* Posts a weekly decline of 0.4%

* Manufacturing PMI rises to 10-month high

* 10-year yield hits a three-week low

TORONTO, March 1 (Reuters) - The Canadian dollar edged higher against its U.S. counterpart on Friday, clawing back some of its weekly decline, as domestic data showed manufacturing activity moving closer to stabilizing and ahead of a Bank of Canada interest rate decision next week.

The loonie was trading 0.2% higher at 1.3554 to the U.S. dollar, or 73.78 U.S. cents, after trading in a range of 1.3546 to 1.3601. For the week, it was down 0.4% after touching on Wednesday a 2-1/2-month low at 1.3605.

"A big challenge for the CAD's performance is the lack of any compelling domestic narrative to either escape the pull of the USD's broader trend or the influence of risk appetite," Shaun Osborne, chief currency strategist at Scotiabank, said in a note.

"We do expect some improvement in growth trends in the coming year and we do also look for some narrowing in yield spreads once the Bank of Canada and the Fed (Federal Reserve) start their respective easing cycles."

The Canadian central bank is expected to leave its benchmark interest rate on hold at a 22-year high of 5% on Wednesday but then move to cutting in June, according to a Reuters poll.

The S&P Global Canada Manufacturing Purchasing Managers' Index rose to a seasonally adjusted 49.7 in February from 48.3 in January, posting its highest level since April.

The gain for the loonie on Friday came as Wall Street rallied and the price of oil, one of Canada's major exports, extended its recent gains.
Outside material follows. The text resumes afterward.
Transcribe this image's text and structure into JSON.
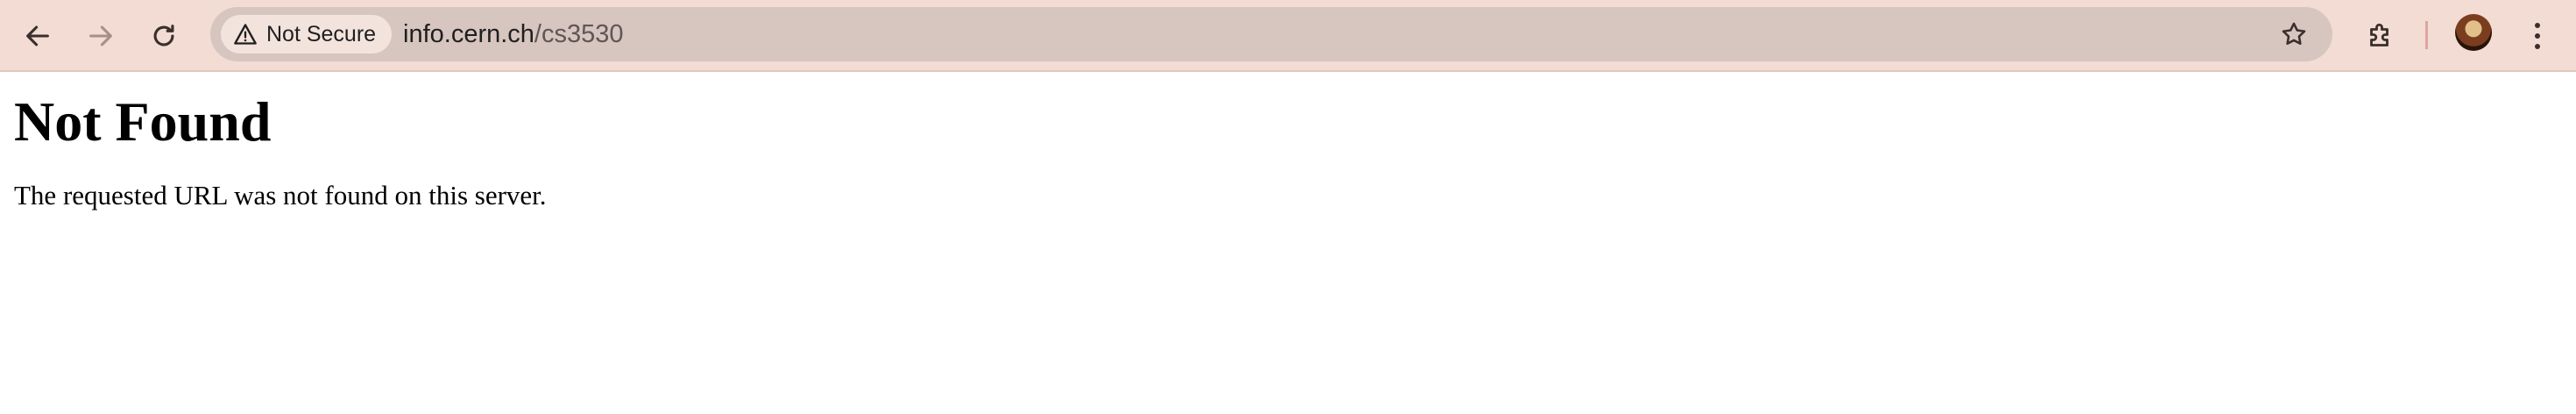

U.S. crude futures were up 2.2% at $79.95 a barrel as markets awaited an OPEC+ decision on supply agreements.

Canadian government bond yields eased across the curve, tracking moves in U.S. Treasuries. The 10-year was down 6.2 basis points at 3.430%, trading at its lowest level since Feb. 7. (Reporting by Fergal Smith; Editing by Alex Richardson)